Work required: Which lines in the material below contain the word "text"? Copy each of them.
BEGIN
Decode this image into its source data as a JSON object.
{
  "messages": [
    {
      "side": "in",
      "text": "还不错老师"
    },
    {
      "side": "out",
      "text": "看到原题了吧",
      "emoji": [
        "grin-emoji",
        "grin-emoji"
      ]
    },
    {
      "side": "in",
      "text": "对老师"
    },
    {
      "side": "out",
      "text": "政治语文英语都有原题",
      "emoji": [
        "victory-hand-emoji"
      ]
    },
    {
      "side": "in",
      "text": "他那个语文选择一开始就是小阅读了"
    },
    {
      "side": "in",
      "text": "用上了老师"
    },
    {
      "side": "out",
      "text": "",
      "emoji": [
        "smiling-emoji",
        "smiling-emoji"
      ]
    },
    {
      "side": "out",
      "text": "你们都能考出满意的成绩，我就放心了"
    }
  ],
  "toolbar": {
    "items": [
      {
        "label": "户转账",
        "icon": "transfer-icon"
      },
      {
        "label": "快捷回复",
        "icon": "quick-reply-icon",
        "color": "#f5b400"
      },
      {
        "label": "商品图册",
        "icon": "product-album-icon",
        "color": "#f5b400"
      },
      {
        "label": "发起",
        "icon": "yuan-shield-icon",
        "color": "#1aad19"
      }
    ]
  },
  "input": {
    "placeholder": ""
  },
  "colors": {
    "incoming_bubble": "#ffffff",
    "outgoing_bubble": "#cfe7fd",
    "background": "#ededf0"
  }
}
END
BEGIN
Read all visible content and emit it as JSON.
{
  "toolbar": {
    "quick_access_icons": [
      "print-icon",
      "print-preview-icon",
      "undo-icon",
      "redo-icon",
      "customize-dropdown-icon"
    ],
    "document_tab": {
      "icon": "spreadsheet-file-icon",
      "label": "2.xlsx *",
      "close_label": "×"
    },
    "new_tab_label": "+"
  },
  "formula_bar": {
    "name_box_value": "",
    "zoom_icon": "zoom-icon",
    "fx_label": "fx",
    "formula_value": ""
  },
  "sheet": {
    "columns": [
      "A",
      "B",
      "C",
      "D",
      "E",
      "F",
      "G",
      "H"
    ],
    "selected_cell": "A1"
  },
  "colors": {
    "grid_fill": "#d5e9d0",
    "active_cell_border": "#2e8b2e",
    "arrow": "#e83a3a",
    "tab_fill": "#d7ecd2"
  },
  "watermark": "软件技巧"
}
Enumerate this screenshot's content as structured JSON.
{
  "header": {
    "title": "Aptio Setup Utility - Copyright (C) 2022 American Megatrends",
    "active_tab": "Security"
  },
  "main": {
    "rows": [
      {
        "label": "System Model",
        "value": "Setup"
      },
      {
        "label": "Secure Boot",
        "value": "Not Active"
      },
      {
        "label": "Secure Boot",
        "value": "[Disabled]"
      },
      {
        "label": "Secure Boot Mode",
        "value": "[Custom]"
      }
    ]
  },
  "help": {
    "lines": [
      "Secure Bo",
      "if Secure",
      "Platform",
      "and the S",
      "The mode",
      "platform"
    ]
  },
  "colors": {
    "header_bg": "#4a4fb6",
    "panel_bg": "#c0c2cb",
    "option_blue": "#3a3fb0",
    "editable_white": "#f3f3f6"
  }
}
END
Exercise output:
      "text": "还不错老师"
      "text": "看到原题了吧",
      "text": "对老师"
      "text": "政治语文英语都有原题",
      "text": "他那个语文选择一开始就是小阅读了"
      "text": "用上了老师"
      "text": "",
      "text": "你们都能考出满意的成绩，我就放心了"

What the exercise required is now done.